• _Task statement_: Nothing may be left out, so copy every entry exactly.
:: Data listing ::
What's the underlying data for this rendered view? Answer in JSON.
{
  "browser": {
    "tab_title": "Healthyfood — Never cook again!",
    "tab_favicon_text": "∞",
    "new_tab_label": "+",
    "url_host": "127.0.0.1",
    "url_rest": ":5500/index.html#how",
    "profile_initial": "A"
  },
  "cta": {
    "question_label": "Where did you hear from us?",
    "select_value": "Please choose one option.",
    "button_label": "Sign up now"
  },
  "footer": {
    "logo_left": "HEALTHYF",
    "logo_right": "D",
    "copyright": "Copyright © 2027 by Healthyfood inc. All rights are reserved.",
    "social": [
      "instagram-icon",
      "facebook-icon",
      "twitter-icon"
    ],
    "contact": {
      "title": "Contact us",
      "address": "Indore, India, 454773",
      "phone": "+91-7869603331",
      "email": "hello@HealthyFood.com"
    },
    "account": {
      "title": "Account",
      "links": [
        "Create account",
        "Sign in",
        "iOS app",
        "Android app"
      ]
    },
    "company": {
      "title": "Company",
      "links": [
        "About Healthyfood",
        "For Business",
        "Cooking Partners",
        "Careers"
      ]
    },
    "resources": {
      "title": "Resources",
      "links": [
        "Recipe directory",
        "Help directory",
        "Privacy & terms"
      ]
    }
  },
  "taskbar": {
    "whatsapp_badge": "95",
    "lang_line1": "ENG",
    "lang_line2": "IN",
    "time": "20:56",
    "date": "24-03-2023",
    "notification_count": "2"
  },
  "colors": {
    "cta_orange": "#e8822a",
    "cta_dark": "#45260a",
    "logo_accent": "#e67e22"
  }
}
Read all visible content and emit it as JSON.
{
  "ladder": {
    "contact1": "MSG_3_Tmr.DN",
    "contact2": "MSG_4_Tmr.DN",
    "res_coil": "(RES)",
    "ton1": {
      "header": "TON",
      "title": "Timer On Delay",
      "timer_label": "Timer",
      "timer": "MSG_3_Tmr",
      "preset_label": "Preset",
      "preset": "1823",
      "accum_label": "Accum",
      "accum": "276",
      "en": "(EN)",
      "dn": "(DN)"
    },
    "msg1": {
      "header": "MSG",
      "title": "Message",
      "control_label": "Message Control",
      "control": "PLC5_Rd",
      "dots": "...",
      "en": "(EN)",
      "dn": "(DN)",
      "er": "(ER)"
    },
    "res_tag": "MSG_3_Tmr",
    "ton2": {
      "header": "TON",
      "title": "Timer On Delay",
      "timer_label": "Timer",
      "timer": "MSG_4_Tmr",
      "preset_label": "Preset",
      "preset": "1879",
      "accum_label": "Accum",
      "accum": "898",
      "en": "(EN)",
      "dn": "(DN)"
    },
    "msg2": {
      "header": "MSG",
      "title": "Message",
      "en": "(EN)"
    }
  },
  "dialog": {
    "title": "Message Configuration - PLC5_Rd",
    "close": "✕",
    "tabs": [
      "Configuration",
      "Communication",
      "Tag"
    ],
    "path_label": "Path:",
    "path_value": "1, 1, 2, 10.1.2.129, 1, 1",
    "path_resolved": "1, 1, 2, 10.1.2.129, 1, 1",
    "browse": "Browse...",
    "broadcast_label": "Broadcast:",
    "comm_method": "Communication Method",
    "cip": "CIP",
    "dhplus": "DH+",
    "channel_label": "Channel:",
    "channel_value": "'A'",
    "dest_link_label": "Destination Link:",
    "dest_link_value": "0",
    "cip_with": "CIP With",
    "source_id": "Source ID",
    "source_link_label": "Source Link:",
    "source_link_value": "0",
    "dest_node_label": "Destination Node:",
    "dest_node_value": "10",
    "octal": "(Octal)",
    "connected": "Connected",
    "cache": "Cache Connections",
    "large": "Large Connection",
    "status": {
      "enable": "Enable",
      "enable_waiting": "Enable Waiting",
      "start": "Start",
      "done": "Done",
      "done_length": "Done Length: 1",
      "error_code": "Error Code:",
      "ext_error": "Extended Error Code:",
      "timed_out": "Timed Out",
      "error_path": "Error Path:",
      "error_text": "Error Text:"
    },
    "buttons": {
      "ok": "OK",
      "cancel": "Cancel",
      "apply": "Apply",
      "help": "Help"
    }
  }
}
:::
• _Solution to the problem_:
What's the underlying data for this rendered view? Answer in JSON.
{
  "browser": {
    "tab_title": "Healthyfood — Never cook again!",
    "tab_favicon_text": "∞",
    "new_tab_label": "+",
    "url_host": "127.0.0.1",
    "url_rest": ":5500/index.html#how",
    "profile_initial": "A"
  },
  "cta": {
    "question_label": "Where did you hear from us?",
    "select_value": "Please choose one option.",
    "button_label": "Sign up now"
  },
  "footer": {
    "logo_left": "HEALTHYF",
    "logo_right": "D",
    "copyright": "Copyright © 2027 by Healthyfood inc. All rights are reserved.",
    "social": [
      "instagram-icon",
      "facebook-icon",
      "twitter-icon"
    ],
    "contact": {
      "title": "Contact us",
      "address": "Indore, India, 454773",
      "phone": "+91-7869603331",
      "email": "hello@HealthyFood.com"
    },
    "account": {
      "title": "Account",
      "links": [
        "Create account",
        "Sign in",
        "iOS app",
        "Android app"
      ]
    },
    "company": {
      "title": "Company",
      "links": [
        "About Healthyfood",
        "For Business",
        "Cooking Partners",
        "Careers"
      ]
    },
    "resources": {
      "title": "Resources",
      "links": [
        "Recipe directory",
        "Help directory",
        "Privacy & terms"
      ]
    }
  },
  "taskbar": {
    "whatsapp_badge": "95",
    "lang_line1": "ENG",
    "lang_line2": "IN",
    "time": "20:56",
    "date": "24-03-2023",
    "notification_count": "2"
  },
  "colors": {
    "cta_orange": "#e8822a",
    "cta_dark": "#45260a",
    "logo_accent": "#e67e22"
  }
}
Read all visible content and emit it as JSON.
{
  "ladder": {
    "contact1": "MSG_3_Tmr.DN",
    "contact2": "MSG_4_Tmr.DN",
    "res_coil": "(RES)",
    "ton1": {
      "header": "TON",
      "title": "Timer On Delay",
      "timer_label": "Timer",
      "timer": "MSG_3_Tmr",
      "preset_label": "Preset",
      "preset": "1823",
      "accum_label": "Accum",
      "accum": "276",
      "en": "(EN)",
      "dn": "(DN)"
    },
    "msg1": {
      "header": "MSG",
      "title": "Message",
      "control_label": "Message Control",
      "control": "PLC5_Rd",
      "dots": "...",
      "en": "(EN)",
      "dn": "(DN)",
      "er": "(ER)"
    },
    "res_tag": "MSG_3_Tmr",
    "ton2": {
      "header": "TON",
      "title": "Timer On Delay",
      "timer_label": "Timer",
      "timer": "MSG_4_Tmr",
      "preset_label": "Preset",
      "preset": "1879",
      "accum_label": "Accum",
      "accum": "898",
      "en": "(EN)",
      "dn": "(DN)"
    },
    "msg2": {
      "header": "MSG",
      "title": "Message",
      "en": "(EN)"
    }
  },
  "dialog": {
    "title": "Message Configuration - PLC5_Rd",
    "close": "✕",
    "tabs": [
      "Configuration",
      "Communication",
      "Tag"
    ],
    "path_label": "Path:",
    "path_value": "1, 1, 2, 10.1.2.129, 1, 1",
    "path_resolved": "1, 1, 2, 10.1.2.129, 1, 1",
    "browse": "Browse...",
    "broadcast_label": "Broadcast:",
    "comm_method": "Communication Method",
    "cip": "CIP",
    "dhplus": "DH+",
    "channel_label": "Channel:",
    "channel_value": "'A'",
    "dest_link_label": "Destination Link:",
    "dest_link_value": "0",
    "cip_with": "CIP With",
    "source_id": "Source ID",
    "source_link_label": "Source Link:",
    "source_link_value": "0",
    "dest_node_label": "Destination Node:",
    "dest_node_value": "10",
    "octal": "(Octal)",
    "connected": "Connected",
    "cache": "Cache Connections",
    "large": "Large Connection",
    "status": {
      "enable": "Enable",
      "enable_waiting": "Enable Waiting",
      "start": "Start",
      "done": "Done",
      "done_length": "Done Length: 1",
      "error_code": "Error Code:",
      "ext_error": "Extended Error Code:",
      "timed_out": "Timed Out",
      "error_path": "Error Path:",
      "error_text": "Error Text:"
    },
    "buttons": {
      "ok": "OK",
      "cancel": "Cancel",
      "apply": "Apply",
      "help": "Help"
    }
  }
}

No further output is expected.